Google Assistant is getting a Guest mode for private voice searches

Google on Wednesday published a blog post all about security, reminding users that it takes precautions, like Safe Browsing, to keep people safe everyday. The company also took an opportunity to announce some new privacy features, including a “Guest mode” for Google Assistant that’s set to arrive in the coming weeks.

Guest mode can be enabled and disabled with a simple voice command. Once enabled, any voice interactions won’t be saved by Google, and the Assistant won’t pull data from your Google Account for personalized results.

Google Assistant’s Guest mode feature arrives following controversy over Google’s audio retention policies, when the search giant and other large tech companies came under fire for storing and reviewing audio recordings.

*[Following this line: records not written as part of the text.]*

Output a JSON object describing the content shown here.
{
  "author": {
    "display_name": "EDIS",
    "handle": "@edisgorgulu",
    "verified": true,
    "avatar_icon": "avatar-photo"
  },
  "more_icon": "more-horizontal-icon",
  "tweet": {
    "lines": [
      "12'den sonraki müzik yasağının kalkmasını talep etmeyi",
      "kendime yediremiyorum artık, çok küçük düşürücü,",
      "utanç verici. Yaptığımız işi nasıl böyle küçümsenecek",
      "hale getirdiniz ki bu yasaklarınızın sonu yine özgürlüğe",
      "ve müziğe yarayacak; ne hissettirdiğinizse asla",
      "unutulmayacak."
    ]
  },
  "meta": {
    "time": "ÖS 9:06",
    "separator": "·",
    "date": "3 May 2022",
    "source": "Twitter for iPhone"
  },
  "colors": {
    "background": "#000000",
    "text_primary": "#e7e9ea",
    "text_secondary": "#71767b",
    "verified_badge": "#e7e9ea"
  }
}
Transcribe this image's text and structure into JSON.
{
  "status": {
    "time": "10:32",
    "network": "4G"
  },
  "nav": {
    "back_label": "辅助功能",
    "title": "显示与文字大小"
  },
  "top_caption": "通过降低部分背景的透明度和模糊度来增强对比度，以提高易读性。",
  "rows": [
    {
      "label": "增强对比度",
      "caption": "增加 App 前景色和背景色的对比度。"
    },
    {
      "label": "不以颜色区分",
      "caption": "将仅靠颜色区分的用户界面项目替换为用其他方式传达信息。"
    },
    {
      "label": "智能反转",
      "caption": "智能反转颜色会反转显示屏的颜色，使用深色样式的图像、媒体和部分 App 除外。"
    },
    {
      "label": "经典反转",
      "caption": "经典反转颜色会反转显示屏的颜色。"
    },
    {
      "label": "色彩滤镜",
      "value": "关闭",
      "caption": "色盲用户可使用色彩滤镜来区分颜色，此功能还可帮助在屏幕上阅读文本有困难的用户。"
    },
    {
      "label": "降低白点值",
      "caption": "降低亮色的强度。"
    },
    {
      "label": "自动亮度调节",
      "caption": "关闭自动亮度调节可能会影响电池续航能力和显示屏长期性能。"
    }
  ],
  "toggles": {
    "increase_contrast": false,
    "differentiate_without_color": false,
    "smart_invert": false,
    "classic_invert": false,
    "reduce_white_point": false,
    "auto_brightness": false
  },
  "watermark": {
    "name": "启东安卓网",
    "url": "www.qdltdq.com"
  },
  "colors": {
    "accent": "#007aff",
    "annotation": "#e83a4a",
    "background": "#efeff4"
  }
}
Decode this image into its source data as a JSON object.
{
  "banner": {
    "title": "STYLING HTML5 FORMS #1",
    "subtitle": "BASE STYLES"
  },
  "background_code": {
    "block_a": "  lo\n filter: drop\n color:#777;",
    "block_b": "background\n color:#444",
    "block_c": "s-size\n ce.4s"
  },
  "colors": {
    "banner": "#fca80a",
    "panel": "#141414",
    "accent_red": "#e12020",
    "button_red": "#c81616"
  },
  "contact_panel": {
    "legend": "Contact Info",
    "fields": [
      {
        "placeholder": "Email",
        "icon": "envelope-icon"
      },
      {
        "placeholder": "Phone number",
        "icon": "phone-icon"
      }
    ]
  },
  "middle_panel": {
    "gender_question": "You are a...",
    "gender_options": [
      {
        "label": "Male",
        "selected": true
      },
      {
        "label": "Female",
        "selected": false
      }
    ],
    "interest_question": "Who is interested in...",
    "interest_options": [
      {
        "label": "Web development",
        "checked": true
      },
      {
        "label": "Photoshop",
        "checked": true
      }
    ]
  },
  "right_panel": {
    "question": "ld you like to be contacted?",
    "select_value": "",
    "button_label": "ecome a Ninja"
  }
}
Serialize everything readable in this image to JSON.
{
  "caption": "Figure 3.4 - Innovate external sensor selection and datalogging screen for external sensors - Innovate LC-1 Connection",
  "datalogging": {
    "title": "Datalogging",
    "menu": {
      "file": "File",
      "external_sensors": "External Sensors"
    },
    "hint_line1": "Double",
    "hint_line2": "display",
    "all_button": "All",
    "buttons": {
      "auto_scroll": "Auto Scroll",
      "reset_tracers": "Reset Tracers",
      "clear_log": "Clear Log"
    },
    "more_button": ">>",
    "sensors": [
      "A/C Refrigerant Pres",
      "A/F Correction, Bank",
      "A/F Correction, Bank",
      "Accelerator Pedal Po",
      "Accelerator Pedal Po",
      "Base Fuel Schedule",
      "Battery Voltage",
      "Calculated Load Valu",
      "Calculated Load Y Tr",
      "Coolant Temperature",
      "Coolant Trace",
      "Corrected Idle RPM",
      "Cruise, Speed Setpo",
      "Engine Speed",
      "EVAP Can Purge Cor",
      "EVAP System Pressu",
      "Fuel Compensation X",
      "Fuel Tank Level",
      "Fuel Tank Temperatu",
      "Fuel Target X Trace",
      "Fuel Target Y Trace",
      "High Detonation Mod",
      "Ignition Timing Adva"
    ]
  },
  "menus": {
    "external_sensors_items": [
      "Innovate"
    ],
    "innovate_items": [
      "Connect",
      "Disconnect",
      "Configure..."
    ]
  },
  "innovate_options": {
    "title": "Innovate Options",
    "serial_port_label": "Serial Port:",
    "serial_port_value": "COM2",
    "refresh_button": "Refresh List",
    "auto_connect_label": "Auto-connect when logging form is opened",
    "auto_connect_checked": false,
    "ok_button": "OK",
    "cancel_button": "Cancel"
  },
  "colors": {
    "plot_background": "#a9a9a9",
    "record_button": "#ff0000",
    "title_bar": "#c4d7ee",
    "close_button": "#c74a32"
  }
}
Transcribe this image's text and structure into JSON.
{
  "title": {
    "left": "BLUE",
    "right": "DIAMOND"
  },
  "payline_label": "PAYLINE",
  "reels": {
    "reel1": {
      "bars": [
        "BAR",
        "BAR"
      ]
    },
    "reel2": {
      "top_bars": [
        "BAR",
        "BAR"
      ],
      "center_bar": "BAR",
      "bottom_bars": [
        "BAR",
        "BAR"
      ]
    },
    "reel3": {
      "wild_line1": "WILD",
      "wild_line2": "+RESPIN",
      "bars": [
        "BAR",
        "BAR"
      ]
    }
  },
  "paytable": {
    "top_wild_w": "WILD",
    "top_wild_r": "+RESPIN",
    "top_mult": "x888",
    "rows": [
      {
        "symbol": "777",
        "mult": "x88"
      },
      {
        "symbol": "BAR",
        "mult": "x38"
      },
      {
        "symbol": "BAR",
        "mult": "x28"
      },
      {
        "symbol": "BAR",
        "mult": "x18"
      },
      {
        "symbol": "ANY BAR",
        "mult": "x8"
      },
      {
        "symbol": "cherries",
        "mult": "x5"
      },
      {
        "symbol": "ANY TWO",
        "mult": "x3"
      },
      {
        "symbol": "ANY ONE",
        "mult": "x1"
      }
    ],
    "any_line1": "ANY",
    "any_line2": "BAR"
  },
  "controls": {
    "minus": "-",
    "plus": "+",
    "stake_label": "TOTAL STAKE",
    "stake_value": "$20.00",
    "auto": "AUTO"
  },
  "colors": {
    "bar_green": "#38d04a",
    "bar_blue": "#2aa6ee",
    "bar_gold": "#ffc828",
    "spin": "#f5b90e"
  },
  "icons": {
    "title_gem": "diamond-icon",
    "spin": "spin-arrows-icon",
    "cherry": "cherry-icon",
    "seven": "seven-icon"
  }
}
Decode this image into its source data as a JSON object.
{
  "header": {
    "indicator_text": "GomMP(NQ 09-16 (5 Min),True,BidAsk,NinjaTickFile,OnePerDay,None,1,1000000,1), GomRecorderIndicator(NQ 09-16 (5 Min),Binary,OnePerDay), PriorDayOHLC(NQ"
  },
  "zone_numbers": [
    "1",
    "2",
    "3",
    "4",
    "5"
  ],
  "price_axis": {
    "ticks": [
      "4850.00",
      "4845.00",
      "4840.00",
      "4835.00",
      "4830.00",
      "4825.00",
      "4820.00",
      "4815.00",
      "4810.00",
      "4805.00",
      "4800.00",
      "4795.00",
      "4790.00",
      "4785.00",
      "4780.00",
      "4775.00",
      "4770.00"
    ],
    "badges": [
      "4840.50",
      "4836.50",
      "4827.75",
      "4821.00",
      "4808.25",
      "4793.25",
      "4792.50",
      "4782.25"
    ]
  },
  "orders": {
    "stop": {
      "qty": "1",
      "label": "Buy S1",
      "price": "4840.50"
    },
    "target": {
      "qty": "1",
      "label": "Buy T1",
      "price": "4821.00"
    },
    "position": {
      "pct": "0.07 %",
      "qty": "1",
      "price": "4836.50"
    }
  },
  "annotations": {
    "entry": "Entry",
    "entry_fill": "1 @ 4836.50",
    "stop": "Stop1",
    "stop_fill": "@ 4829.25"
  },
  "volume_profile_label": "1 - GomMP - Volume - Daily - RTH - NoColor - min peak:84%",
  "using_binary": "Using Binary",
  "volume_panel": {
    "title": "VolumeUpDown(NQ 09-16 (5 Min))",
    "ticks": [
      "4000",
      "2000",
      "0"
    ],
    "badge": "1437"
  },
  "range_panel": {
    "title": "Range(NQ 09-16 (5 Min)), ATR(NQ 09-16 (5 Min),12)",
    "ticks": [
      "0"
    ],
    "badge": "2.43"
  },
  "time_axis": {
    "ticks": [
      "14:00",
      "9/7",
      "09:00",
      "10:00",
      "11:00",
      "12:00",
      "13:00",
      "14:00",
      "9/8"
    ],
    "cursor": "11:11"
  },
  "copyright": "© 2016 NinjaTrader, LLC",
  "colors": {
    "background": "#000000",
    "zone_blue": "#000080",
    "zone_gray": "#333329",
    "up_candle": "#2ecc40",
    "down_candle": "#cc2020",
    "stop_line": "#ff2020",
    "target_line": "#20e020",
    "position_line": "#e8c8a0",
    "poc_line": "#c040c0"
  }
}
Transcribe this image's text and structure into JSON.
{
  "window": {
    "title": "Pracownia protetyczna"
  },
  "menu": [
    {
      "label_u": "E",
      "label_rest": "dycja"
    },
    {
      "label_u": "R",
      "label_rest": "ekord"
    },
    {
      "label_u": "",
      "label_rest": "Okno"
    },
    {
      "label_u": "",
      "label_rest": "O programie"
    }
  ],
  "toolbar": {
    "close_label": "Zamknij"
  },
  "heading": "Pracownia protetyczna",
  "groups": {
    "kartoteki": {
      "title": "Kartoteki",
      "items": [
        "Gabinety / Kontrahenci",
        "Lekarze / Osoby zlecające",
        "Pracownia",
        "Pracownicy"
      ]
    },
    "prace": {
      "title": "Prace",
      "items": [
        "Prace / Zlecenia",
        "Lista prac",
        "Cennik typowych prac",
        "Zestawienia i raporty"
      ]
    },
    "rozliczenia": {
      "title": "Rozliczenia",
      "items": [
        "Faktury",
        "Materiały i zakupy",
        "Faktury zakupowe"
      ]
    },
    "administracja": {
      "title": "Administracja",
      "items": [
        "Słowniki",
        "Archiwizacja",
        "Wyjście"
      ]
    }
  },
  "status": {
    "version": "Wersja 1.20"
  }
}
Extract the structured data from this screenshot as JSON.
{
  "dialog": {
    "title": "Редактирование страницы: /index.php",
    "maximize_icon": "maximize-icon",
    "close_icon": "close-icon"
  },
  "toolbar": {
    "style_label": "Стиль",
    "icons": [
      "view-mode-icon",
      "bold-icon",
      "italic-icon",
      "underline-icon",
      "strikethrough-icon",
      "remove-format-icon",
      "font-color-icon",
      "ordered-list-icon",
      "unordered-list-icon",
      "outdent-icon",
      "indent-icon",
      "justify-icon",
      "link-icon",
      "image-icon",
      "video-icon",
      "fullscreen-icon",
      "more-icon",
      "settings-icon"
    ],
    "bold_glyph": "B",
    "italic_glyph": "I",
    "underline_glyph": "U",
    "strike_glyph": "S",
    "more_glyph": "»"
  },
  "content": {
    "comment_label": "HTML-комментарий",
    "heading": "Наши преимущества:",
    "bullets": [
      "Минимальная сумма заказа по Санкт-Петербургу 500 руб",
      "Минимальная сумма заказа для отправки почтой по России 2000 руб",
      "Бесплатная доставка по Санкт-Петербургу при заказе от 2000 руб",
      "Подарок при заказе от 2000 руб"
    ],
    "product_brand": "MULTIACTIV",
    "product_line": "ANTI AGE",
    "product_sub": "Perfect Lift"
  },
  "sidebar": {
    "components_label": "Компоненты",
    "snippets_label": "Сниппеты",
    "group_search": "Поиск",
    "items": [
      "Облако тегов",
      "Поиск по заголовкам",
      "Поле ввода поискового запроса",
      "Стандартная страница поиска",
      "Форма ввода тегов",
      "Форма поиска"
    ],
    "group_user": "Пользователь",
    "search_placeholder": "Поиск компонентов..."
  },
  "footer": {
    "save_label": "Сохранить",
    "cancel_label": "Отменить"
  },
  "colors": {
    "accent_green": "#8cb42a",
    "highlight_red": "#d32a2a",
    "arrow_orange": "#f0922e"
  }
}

The practice became a big scandal in 2019, prompting Google to become more transparent about audio recordings.

In fact, Google said that audio recordings are turned off for everyone by default. If you do want your audio recordings to be saved, you can opt into the program by enabling the Voice & Audio Activity (VAA) setting. Once opted in, any interactions that are saved can be deleted with your voice, or you can navigate to your Google account and delete Google Assistant interactions that way. For more information, you can ask Google Assistant “How do you keep my information private?” for answers about Google’s privacy policies.

Google has worked to introduce similar features to other services, including an Incognito mode in Google Maps. Turning Incognito mode on will prevent Google Maps from tracking where you’ve traveled and saving the places you’ve searched.

You’ll be able to use Google Assistant’s Guest mode in the coming weeks.

About author

Brandon Russell
Brandon Russell

Brandon's love of technology can be traced back to his childhood, when he would obsessively watch Back to the Future. Since then he's followed the industry and its many innovations, from handheld consoles to powerful smartphones. He's still waiting on a hoverboard.